The advent of IoT is transforming industries across the spectrum, but its impact is perhaps greatest within manufacturing sectors. Manufacturing has always relied on interconnected systems, but because of tech limitations, it has been possible to assess only the entire forest — not each individual tree.

IoT is changing this by connecting individual machines and subsystems to broader networks for the purposes of monitoring and data sharing. Instead of operating in the shadows, the impact each piece of the puzzle has on overall productivity, efficiency, and profitability is immediately apparent.

But, manufacturers of all sizes have been hesitant to embrace the full potential of IoT.  Why?

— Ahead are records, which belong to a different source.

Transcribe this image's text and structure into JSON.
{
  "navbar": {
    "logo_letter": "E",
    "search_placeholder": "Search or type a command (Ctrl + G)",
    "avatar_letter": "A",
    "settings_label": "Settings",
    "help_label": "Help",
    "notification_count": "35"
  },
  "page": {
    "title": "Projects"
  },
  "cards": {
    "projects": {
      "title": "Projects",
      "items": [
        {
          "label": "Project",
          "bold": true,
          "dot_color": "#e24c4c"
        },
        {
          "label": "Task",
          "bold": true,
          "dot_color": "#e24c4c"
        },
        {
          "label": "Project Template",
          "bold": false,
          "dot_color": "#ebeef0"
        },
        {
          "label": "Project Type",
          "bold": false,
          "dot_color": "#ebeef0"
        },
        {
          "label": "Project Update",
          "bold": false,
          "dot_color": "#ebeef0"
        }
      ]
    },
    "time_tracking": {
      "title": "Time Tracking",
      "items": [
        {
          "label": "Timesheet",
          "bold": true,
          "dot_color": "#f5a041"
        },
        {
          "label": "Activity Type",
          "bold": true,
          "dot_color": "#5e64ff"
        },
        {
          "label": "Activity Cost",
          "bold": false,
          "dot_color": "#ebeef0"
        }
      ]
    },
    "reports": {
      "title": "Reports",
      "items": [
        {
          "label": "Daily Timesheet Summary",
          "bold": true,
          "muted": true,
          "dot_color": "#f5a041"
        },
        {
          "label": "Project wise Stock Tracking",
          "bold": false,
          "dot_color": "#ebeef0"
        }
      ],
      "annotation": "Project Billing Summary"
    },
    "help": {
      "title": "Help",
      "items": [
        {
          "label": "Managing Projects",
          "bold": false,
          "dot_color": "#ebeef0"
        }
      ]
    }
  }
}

  • Cost — Depending on the size of the manufacturing infrastructure, the investment necessary to fully take advantage of IoT can seem prohibitive — or even reckless — as the time required to realize ROI often appears impossible to forecast.
  • Disruption — Manufacturers wonder whether an IoT implementation will force them to temporarily suspend or scale back operations. The ongoing maintenance and monitoring of these new technologies becomes a giant question mark, and frequent network sunsets raise legitimate longevity concerns.
  • Culture — Manufacturing is a sector traditionally used to incremental changes and is traditionally averse to experimental strategies.  The sudden appearance of IoT was met with suspicion.

Why IoT in Manufacturing Is Imperative

With data generated from connected equipment, metrics can be analyzed to optimize every aspect of the supply chain. With this real-time information, maintenance can be performed predictively to limit downtime.

Tracking is also greatly improved. Loss, theft, and misuse can virtually be eliminated, giving resource managers much more accurate and in-depth views of their available resources.

IoT creates business opportunities. Data monetization is a growing field that tech giants such as IBM are digging deeply into, helping manufacturers profit from the gigantic amounts of data they collect through IoT technology.

Because manufacturing relies on thin margins and operates within hypercompetitive markets, the only way to gain an advantage is to look for every possible process improvement. IoT enables that to an extent never possible before.

As more and more companies learn to leverage the intrinsic value of data, the holdouts are forced to operate from a position of weakness and vulnerability.

How Do You Know Whether You’re Ready?

• Where do we start? The first step is to analyze your specific needs and identify the benefits of fulfilling them. That will shed light on the type of IoT implementation you require and the kinds of returns you can expect. Focus on both the application layer and your connectivity requirements, and be sure to prioritize solutions with long-term utility.

• Who is going to manage this? IoT is a tech solution with enterprise wide implications. Obviously, your IT team will play a central role, but input and oversight is also required from your product groups, financing department, logistics providers, and others. Create multifunctional management groups populated with a diverse range of stakeholders.

• How much will this cost? That will depend entirely on the size and scope of your implementation. The key is to get cost forecasts from experts over an extended timeline. Be aware, too, that costs and returns are closely linked. A threadbare implementation will often saddle you with unexpected costs down the road.

• What kind of ROI can we expect? Again, this will depend on the nature of your implementation. Operational savings can range anywhere from 10 percent to well in excess of 50 percent, and most implementations pay for themselves in less than five years. A thorough cost-benefit analysis will reveal more definite figures.

>>Read more by John Horn, Manufacturing Business Technology, November 2016

Turning Obstacles Into Opportunities With Manufacturing IoT